Our ESRI contract stipulates a campus-wide designation of three individuals who are authorized to call ESRI tech support for problems with site license software. Moreover, they are to be the primary contact with ESRI for general user support and software updates. These representatives are encouraged to take technical training from ESRI (at 40% off the list price) and are able to attend the annual user conference free of charge. Currently there is one technical support representative from the department of Geosciences, the College of Forestry, and the department of Crop and Soil Science.

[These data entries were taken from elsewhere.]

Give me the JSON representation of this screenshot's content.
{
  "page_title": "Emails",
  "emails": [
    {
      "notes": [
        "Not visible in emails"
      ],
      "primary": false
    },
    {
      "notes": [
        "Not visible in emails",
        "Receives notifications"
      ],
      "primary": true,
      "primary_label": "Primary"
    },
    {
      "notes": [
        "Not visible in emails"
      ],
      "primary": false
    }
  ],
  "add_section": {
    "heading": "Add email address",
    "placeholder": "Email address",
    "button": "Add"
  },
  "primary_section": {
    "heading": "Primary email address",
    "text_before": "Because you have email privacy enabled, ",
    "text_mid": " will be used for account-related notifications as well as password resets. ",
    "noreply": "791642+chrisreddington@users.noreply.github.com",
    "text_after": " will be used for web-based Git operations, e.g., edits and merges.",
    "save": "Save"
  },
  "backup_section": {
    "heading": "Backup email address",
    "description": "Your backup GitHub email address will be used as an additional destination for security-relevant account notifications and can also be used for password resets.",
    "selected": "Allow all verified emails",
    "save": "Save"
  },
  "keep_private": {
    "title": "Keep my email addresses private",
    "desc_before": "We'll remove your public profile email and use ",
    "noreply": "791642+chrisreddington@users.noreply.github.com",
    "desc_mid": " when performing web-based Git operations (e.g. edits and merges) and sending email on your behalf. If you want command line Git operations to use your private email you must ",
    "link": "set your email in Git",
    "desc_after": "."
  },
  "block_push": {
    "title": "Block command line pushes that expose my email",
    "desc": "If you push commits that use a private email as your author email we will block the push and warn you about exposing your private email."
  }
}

The representatives from Forestry and Crop and Soil Science are listed in the contract as temporary. They have not committed to such an undertaking due to their current workloads. As one can surmise, technical support roles can quickly balloon to Superman proportions. Forestry and Geosciences are currently the biggest users of ESRI software on the OSU campus so it makes sense that someone from those departments plays a role. It has been expected that, as with other widely-used software on campus, questions to these three individuals should not come randomly from anyone or everyone, but should go through a channel where each department or unit has a person to deal with local questions, and only those people call the three "specialists". Under the terms of our site license agreement, software support and maintenance services are provided by ESRI on an annual basis. This includes technical support by telephone, regular software updates and new releases, documentation changes and updates, electronic mail service, quarterly newspapers, and the opportunity to participate in ESRI's annual User Conference, as well as regional user group meetings.

We also inform the campus community of other alternatives that may lighten the burden of the three technical support specialists. Oftentimes users may bypass ESRI technical support altogether and post queries themselves to one of ESRI's listservers:

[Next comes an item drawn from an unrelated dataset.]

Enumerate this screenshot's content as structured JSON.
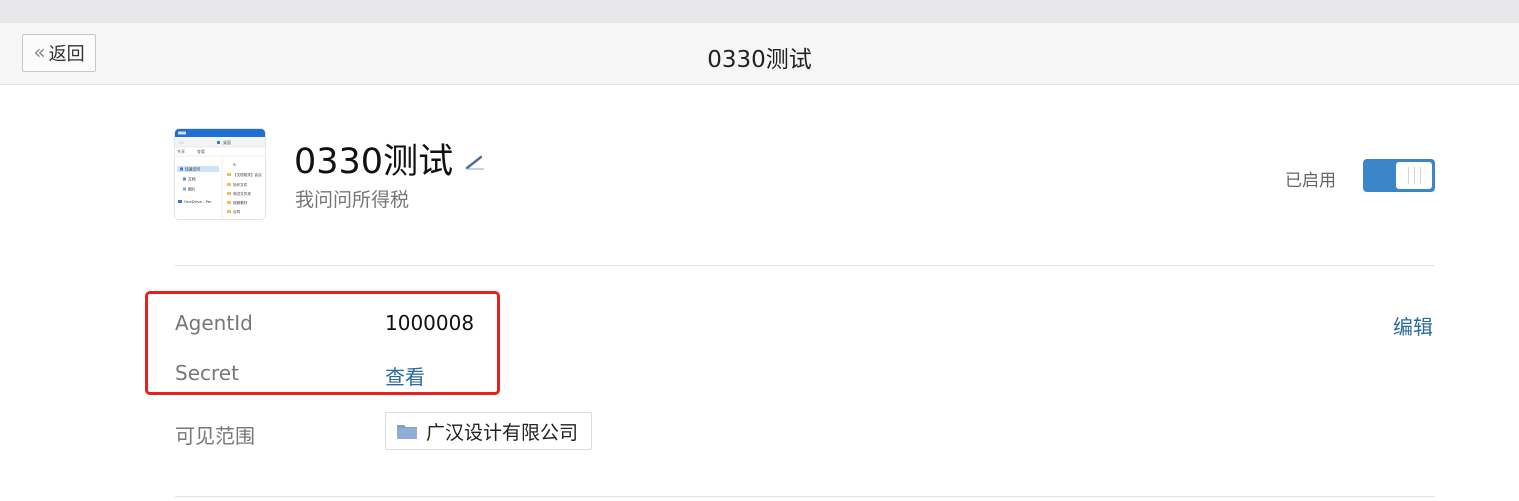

ESRI-L          esri-l@esri.com
ARCVIEW-L arcview-l@esri.com

Thorough answers sometimes return more quickly via this route and may sometimes be as helpful as official advice from ESRI technical support. Information on ESRI-L and ARCVIEW-L as well as various technical notes, links to an online discussion forum, and an Internet Relay Chat can be found at nt1.esri.com/community/community.cfm.


Oregon State's experience with the ESRI site license agreement has overall been very positive. The campus has saved several tens of thousands of dollars in maintenance costs and acquired hundreds of thousands of dollars-worth of software. Many units on campus that could never have dreamed of purchasing GIS software now have access for several of their students and faculty. Our major task in the next year is to improve channels of communication so that we

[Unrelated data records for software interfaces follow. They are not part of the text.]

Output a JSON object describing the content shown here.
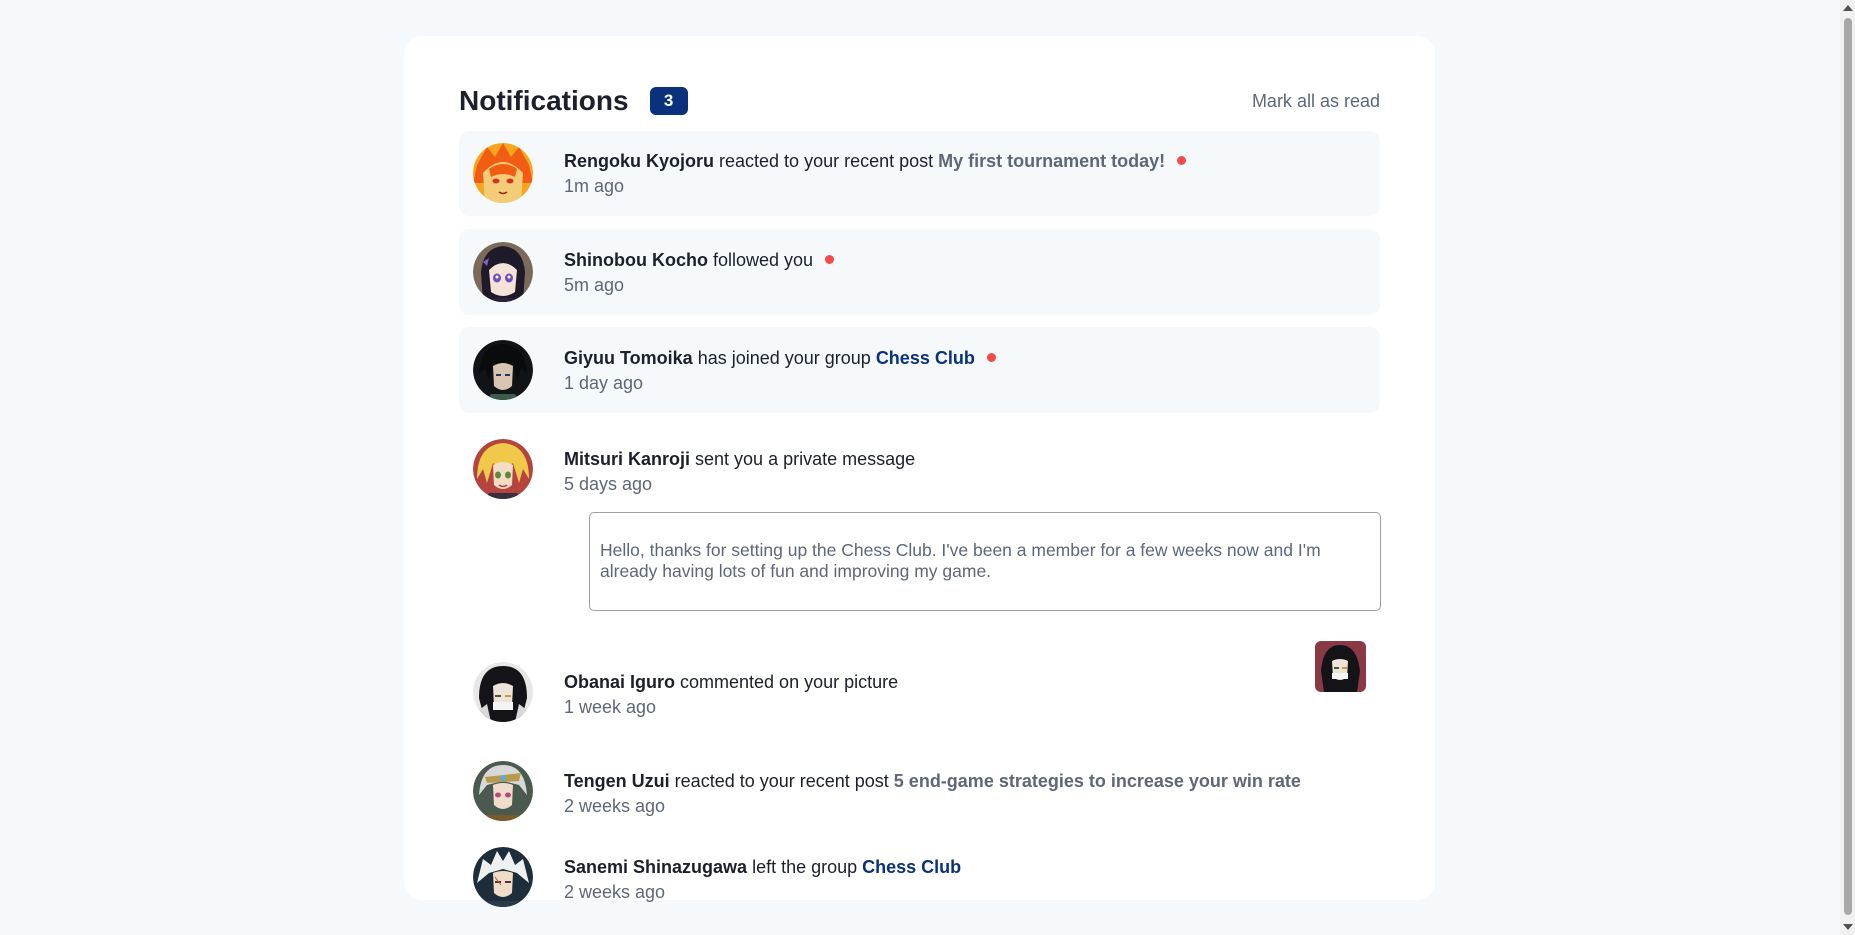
{
  "header": {
    "title": "Notifications",
    "unread_count": "3",
    "mark_all_label": "Mark all as read"
  },
  "notifications": [
    {
      "name": "Rengoku Kyojoru",
      "action": " reacted to your recent post ",
      "target": "My first tournament today!",
      "target_type": "post",
      "time": "1m ago",
      "unread": true
    },
    {
      "name": "Shinobou Kocho",
      "action": " followed you",
      "target": "",
      "time": "5m ago",
      "unread": true
    },
    {
      "name": "Giyuu Tomoika",
      "action": " has joined your group ",
      "target": "Chess Club",
      "target_type": "group",
      "time": "1 day ago",
      "unread": true
    },
    {
      "name": "Mitsuri Kanroji",
      "action": " sent you a private message",
      "target": "",
      "time": "5 days ago",
      "unread": false,
      "message": "Hello, thanks for setting up the Chess Club. I've been a member for a few weeks now and I'm already having lots of fun and improving my game."
    },
    {
      "name": "Obanai Iguro",
      "action": " commented on your picture",
      "target": "",
      "time": "1 week ago",
      "unread": false
    },
    {
      "name": "Tengen Uzui",
      "action": " reacted to your recent post ",
      "target": "5 end-game strategies to increase your win rate",
      "target_type": "post",
      "time": "2 weeks ago",
      "unread": false
    },
    {
      "name": "Sanemi Shinazugawa",
      "action": " left the group ",
      "target": "Chess Club",
      "target_type": "group",
      "time": "2 weeks ago",
      "unread": false
    }
  ],
  "colors": {
    "accent": "#0a317b",
    "unread_dot": "#f44a4a",
    "unread_bg": "#f6f9fc",
    "muted_text": "#5e6778"
  }
}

The University of Oregon, Western Oregon University, and several community colleges are interested in partnering with us in the site license, which may give rise to a statewide site license agreement with ESRI. And so our adventures are likely to continue!


We would like to thank Sherm Bloomer, Sheldon Ladd, Fred Horne, George Brown, Thayne Dutson, Jim Moore, and Joy Hughes for providing timely financial support for our site license. Earlene Ferris, Mark Nash, George Lienkaemper, and Greg Gaston have been indispensible in helping to administer the license on campus. ESRI personnel Mike Phoenix, Lee Ross, Rebecca Dorsey, Matt Sculuca are thanked for their continual support which has always always been offered with the highest degree of pleasantness and professionalism.


Hawks, M. M., and Wissler, C., 1997. Development of an institutional approach for university site license management and distributed user support, Proceedings of 17th Annual ESRI User Conference, San Diego, CA, Paper 293.

Patterson, T. and Shirley, W. L., 1994. Establishing and maintaining an Arc/INFO support network for university site license clients, Proceedings of the 14th Annual ESRI User Conference, Palm Springs, CA.

Dawn J. Wright
Assistant Professor
Department of Geosciences
104 Wilkinson Hall
Oregon State University
Corvallis, OR 97331-5506
Telephone: 541-737-1229
FAX: 541-737-1200
Email: dawn@dusk.geo.orst.edu

Marcia Brett
Senior Faculty Research Assistant
Department of Crop and Soil Science
3057 Agriculture & Life Science Building
Oregon State University
Corvallis, OR 97331
Telephone: 541-737-0870
Fax: 541-737-5725